12. A method according to claim 1, wherein the first and the second membrane each have a sealing layer but for different temperature ranges, characterised in that the first membrane is welded on at a higher temperature, adapted to the attached sealing layer, whilst the second membrane is welded onto the first membrane at a lower temperature than previously the case with the first membrane.
13. A plastic bottle with a capsule attached on the bottle neck, manufactured according to at least one of the claims 1 to 10, characterised in that at least the first membrane comprises a hot-seal layer for a first temperature range for welding on the bottle neck.
14. A plastic bottle according to claim 13, characterised in that the first membrane additionally comprises a second sealing wax coating which is arranged on the second side of the first membrane and is suitable for a second temperature range.

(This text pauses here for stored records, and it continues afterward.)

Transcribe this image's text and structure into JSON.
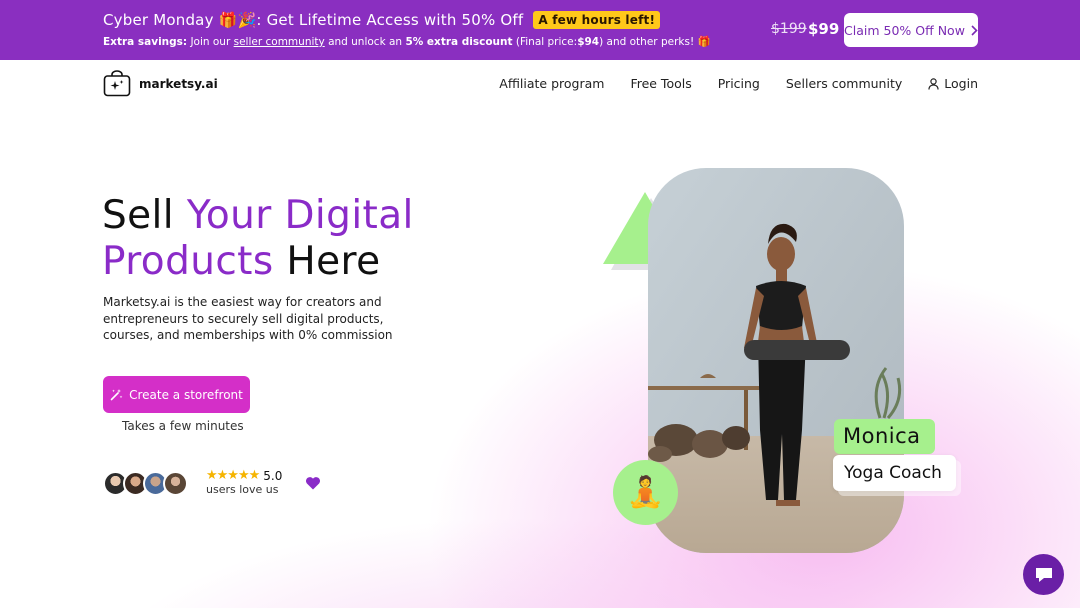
{
  "promo": {
    "title": "Cyber Monday 🎁🎉: Get Lifetime Access with 50% Off",
    "badge": "A few hours left!",
    "sub_label": "Extra savings:",
    "sub_text1": "Join our",
    "sub_link": "seller community",
    "sub_text2": "and unlock an",
    "sub_bold": "5% extra discount",
    "sub_text3": "(Final price:",
    "sub_price": "$94",
    "sub_text4": ") and other perks! 🎁",
    "old_price": "$199",
    "new_price": "$99",
    "claim_label": "Claim 50% Off Now"
  },
  "nav": {
    "logo_text": "marketsy.ai",
    "links": [
      "Affiliate program",
      "Free Tools",
      "Pricing",
      "Sellers community"
    ],
    "login": "Login"
  },
  "hero": {
    "title_w1": "Sell",
    "title_w2": "Your Digital",
    "title_w3": "Products",
    "title_w4": "Here",
    "description": "Marketsy.ai is the easiest way for creators and entrepreneurs to securely sell digital products, courses, and memberships with 0% commission",
    "cta_label": "Create a storefront",
    "cta_note": "Takes a few minutes",
    "rating": "5.0",
    "rating_text": "users love us"
  },
  "visual": {
    "name": "Monica",
    "role": "Yoga Coach",
    "yoga_emoji": "🧘"
  },
  "colors": {
    "promo_bg": "#8a2fc0",
    "accent_purple": "#8a2bc8",
    "cta_pink": "#d42fc8",
    "green": "#a6f08d",
    "badge_yellow": "#ffc81a"
  }
}
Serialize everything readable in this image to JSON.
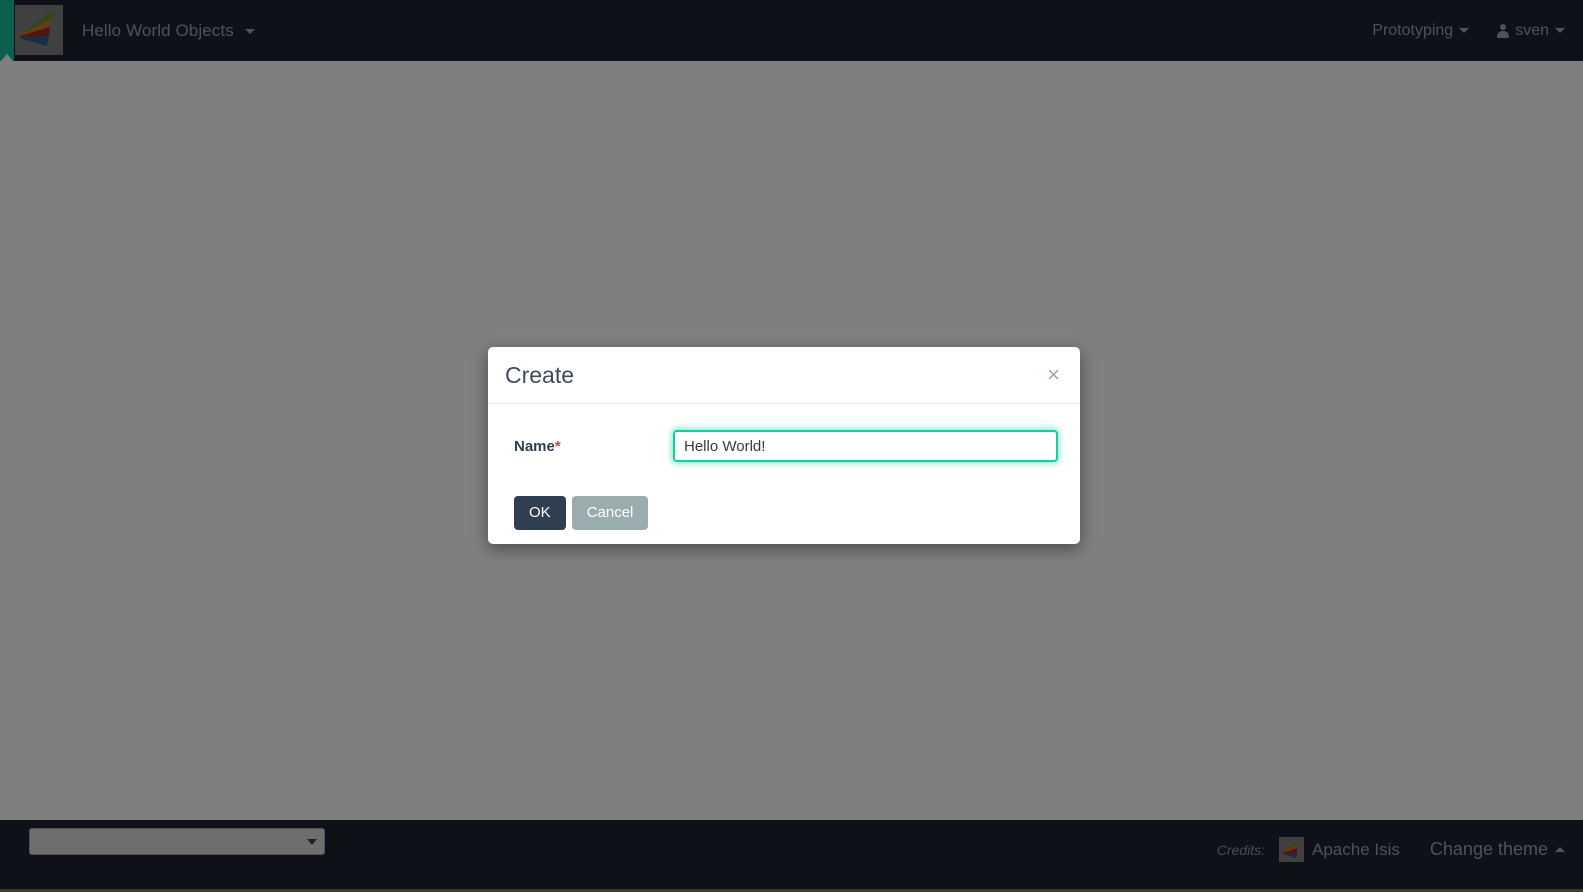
{
  "header": {
    "brand_logo_icon": "apache-isis-fan-logo",
    "brand_title": "Hello World Objects",
    "nav_right": {
      "prototyping_label": "Prototyping",
      "user_icon": "user-icon",
      "user_label": "sven"
    }
  },
  "modal": {
    "title": "Create",
    "close_icon": "×",
    "field": {
      "label": "Name",
      "required_marker": "*",
      "value": "Hello World!",
      "placeholder": ""
    },
    "buttons": {
      "ok_label": "OK",
      "cancel_label": "Cancel"
    }
  },
  "footer": {
    "theme_select_value": "",
    "theme_select_arrow_icon": "chevron-down-icon",
    "credits_label": "Credits:",
    "credit_logo_icon": "apache-isis-fan-logo",
    "credit_link_label": "Apache Isis",
    "change_theme_label": "Change theme",
    "change_theme_caret_icon": "chevron-up-icon"
  },
  "colors": {
    "navbar_bg": "#1c2430",
    "accent_teal": "#1abc9c",
    "focus_green": "#1dc9a0",
    "btn_primary": "#2f3e50",
    "btn_secondary": "#9bacaf",
    "required_red": "#b94a48",
    "footer_bottom_rule": "#8a7550",
    "backdrop": "rgba(0,0,0,0.5)"
  }
}
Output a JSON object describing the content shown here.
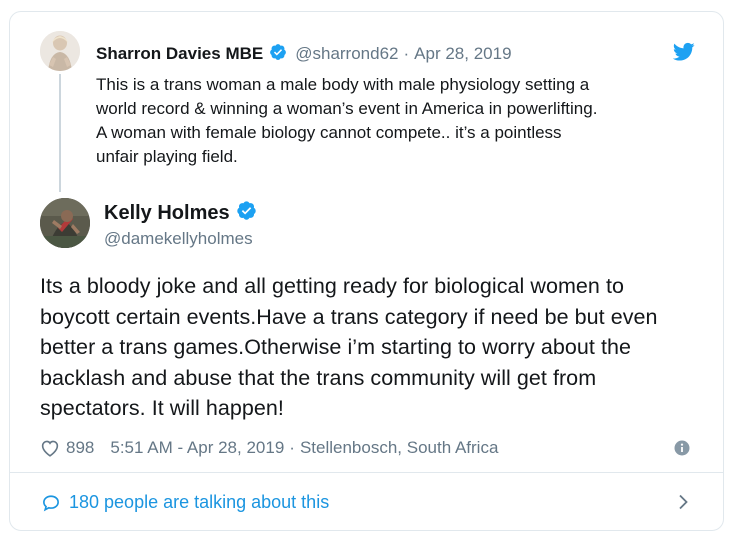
{
  "colors": {
    "brand_blue": "#1da1f2",
    "link_blue": "#1b95e0",
    "text_primary": "#14171a",
    "text_secondary": "#657786",
    "border": "#e1e8ed"
  },
  "parent_tweet": {
    "display_name": "Sharron Davies MBE",
    "verified": true,
    "handle": "@sharrond62",
    "separator": "·",
    "date": "Apr 28, 2019",
    "lines": [
      "This is a trans woman a male body with male physiology setting a",
      "world record & winning a woman’s event in America in powerlifting.",
      "A woman with female biology cannot compete.. it’s a pointless",
      "unfair playing field."
    ],
    "icons": {
      "avatar": "avatar-photo",
      "brand": "twitter-bird-icon",
      "badge": "verified-badge-icon"
    }
  },
  "main_tweet": {
    "display_name": "Kelly Holmes",
    "verified": true,
    "handle": "@damekellyholmes",
    "lines": [
      "Its a bloody joke and all getting ready for biological women to",
      "boycott certain events.Have a trans category if need be but even",
      "better a trans games.Otherwise i’m starting to worry about the",
      "backlash and abuse that the trans community will get from",
      "spectators. It will happen!"
    ]
  },
  "meta": {
    "like_count": "898",
    "timestamp": "5:51 AM - Apr 28, 2019",
    "separator": "·",
    "location": "Stellenbosch, South Africa",
    "icons": {
      "like": "heart-icon",
      "info": "info-icon"
    }
  },
  "footer": {
    "talking_text": "180 people are talking about this",
    "icons": {
      "reply": "speech-bubble-icon",
      "arrow": "chevron-right-icon"
    }
  }
}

15. A plastic bottle according to claim 13, characterised in that at least the first membrane comprises two or more incorporated recesses for substances which are different or are to be dispensed one after the other
16. A plastic bottle according to claim 13, characterised in that the bottle neck comprises a safety collar which is in a positive-fit connection with a guarantee strip which is arranged at the lower end of the peripheral lateral wall.
17. A plastic bottle according to claim 13, characterised in that the first membrane is a plane membrane, and the second membrane is likewise a plane membrane of a capsule in which the substance to be dispensed is already introduced.
|Indian Patent Application Number||2264/CHENP/2007|
|PG Journal Number||09/2014|
|Date of Filing||25-May-2007|
|Name of Patentee||RM BETEILIGUNGS AG|
|Applicant Address||KALTENBACHERSTRASSE 28, CH-8260 STEIN AM RHEIN, SWITZERLAND|
|PCT International Classification Number||B65B 61/02|
|PCT International Application Number||PCT/CH05/00596|
|PCT International Filing date||2005-10-26|